The tubes geometry used for this research was based on the dimensions of the crashbox of a Toyota yaris saloon car. The finite element model of the car as obtained from NHTSA archive had a crashbox measuring 220mm in length and thickness of 2.5mm. (Fig 3.1). The cross section of the tube measures 50mm X 90mm. Initial geometrical imperfections were modelled as a trigger having an amplitude of 3mm. The impactor was modelled to have a cross section of 150mm X 150 mm and a varying height based on the mass intended.
LS DYNA is equipped with a robust library of material models that reflect the properties and behavior of different materials. Commonly used in the simulation of the response of energy absorbing materials include the plastic kinematic model, MAT_3 (Wang, et al., 2005, Mamalis et al., 2003c), the piecewise linear plasticity model, MAT_24 (Mamalis et al., 2003b, Meguid at al., 2004b) and the anisotropic plasticity model, MAT_103 (Fyllingen et al., 2007).The aluminium alloy was modelled as an elasto-plastic material. MAT_024 (piecewise linear plasticity) keyword was used to model the AA6060 alloy of temper T4 because an arbitrary stress strain curve and an arbitrary strain rate dependency can be defined.
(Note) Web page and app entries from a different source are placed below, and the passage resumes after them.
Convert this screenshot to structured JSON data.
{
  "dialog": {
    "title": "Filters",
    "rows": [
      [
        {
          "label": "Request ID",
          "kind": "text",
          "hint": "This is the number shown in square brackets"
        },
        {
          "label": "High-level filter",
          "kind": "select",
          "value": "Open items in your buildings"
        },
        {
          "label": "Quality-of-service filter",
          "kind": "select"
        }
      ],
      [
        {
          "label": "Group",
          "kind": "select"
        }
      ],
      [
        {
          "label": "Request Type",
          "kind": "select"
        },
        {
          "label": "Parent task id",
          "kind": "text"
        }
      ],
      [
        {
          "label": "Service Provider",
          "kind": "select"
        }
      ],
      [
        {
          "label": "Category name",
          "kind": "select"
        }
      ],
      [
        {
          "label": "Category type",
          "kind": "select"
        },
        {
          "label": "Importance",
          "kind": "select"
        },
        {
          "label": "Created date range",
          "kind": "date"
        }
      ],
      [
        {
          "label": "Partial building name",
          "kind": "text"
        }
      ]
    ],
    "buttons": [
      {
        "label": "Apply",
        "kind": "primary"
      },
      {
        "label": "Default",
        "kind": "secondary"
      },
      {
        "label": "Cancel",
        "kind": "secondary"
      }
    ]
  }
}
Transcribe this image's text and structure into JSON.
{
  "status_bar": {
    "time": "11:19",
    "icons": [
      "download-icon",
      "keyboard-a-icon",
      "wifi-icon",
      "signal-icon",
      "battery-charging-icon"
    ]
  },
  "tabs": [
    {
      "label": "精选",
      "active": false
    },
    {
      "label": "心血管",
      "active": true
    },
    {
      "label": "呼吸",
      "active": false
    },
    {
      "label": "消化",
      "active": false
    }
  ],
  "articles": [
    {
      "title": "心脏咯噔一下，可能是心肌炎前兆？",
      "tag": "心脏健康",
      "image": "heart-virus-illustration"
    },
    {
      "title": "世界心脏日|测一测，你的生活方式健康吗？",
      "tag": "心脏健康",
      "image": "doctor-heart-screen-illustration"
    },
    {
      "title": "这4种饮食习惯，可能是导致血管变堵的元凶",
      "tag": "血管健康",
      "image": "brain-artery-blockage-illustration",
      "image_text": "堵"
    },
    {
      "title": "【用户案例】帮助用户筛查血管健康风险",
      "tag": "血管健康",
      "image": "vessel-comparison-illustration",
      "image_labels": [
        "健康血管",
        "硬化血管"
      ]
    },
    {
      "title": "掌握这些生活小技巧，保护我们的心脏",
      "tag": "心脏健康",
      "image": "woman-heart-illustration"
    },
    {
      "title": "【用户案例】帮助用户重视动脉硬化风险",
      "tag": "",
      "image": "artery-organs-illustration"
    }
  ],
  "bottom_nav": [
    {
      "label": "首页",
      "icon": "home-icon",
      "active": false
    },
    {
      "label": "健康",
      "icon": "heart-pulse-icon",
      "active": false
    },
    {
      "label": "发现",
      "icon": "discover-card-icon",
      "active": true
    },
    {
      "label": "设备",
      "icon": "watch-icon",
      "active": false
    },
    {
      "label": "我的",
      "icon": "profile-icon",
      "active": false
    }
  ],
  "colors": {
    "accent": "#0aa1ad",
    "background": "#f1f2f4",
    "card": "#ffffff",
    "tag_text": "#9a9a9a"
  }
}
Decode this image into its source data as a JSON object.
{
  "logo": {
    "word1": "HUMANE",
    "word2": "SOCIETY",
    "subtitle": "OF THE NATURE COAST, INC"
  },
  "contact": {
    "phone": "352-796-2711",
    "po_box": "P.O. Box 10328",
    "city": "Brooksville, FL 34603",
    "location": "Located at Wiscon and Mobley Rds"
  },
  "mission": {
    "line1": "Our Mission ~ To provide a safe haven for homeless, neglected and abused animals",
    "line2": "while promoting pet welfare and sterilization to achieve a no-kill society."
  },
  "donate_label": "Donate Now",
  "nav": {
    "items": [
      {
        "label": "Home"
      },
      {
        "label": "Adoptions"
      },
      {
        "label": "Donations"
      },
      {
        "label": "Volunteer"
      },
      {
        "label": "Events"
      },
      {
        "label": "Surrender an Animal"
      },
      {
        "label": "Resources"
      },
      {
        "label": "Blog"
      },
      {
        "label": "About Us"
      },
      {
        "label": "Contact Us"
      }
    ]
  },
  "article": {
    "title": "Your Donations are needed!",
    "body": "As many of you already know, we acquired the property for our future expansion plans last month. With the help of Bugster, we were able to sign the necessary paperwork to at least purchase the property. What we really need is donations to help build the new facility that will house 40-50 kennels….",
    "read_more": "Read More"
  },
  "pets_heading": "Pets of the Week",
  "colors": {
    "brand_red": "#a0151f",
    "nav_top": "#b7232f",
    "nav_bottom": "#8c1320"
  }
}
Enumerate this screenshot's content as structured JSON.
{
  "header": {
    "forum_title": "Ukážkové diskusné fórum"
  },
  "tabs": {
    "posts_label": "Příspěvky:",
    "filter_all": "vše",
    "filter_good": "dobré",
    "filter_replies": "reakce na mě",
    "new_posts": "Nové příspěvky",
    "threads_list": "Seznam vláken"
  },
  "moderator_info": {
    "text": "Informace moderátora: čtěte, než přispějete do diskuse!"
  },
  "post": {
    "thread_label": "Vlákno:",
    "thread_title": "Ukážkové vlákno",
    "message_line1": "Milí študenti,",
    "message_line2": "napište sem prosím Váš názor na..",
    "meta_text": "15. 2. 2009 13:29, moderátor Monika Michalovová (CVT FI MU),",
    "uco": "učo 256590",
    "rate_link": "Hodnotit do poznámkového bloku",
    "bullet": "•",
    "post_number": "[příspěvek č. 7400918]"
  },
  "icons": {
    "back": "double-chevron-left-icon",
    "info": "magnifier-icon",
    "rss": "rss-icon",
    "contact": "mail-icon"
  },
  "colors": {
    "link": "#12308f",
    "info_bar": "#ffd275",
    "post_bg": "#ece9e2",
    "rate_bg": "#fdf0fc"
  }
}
The Johnson cook and Cowper Symmonds constitutive models were less preferred because aluminium is considered to be strain rate insensitive. Based on the material model proposed by Berstad et al., (1994), Isotropic constitutive model was used because tensile test in three directions have been performed on the alloy and results show that the AA6060 alloy can be considered as almost isotropic. Aluminium has a nonlinear stress-strain curve, from literature the uniaxial true stress-strain behaviour of the material was fitted into the five parameter model:
?=?_o+?_(i=1)^2?R_i +?_(i=1)^2?X_i +?_v
R_i=?Q_i [1-exp?(-C_i ?_p )]
X_i=(1-?)Q_i [1-exp?(-C_i ?_p )]
Where ?_o represents the proportionality limit or the yield stress, ?_p=?-?_o/E (?_pis the effective plastic strain, ? is the total strain and E is the youngs modulus). The plastic strain was found by subtracting the elastic part from the total strain.
The parameter, ?, determines the relationship between the kinematic and isotropic hardening. ?_v is the viscous stress and is neglected since aluminium alloys are recognized as almost strain rate insensitive. C_i, govern the rate of change of isotropic and kinematic hardening, Q_i is the asymptotic values. This is because the hardening property is an important factor necessary to properly define the response of the aluminium tubes. For aluminium AA6060, the hardening parameter ? was found to be 0.7. Hence the material tested shows 70% isotropic hardening and 30% kinematic hardening.
The stress strain curve applied to the material model was derived from the true stress and strain values.
The lower end of the tube was given translational and rotational restraint in all directions to simulate the clamped condition. The impacting mass was constrained in all directions except in the axial direction. This is to prevent unwanted oscillations during contact.
The contact between the rigid block and the tube was modelled using the Automatic node to Surface option with a coefficient of friction of 0.25. The contact between the lobes during deformation was modelled with a single surface contact algorithm without friction.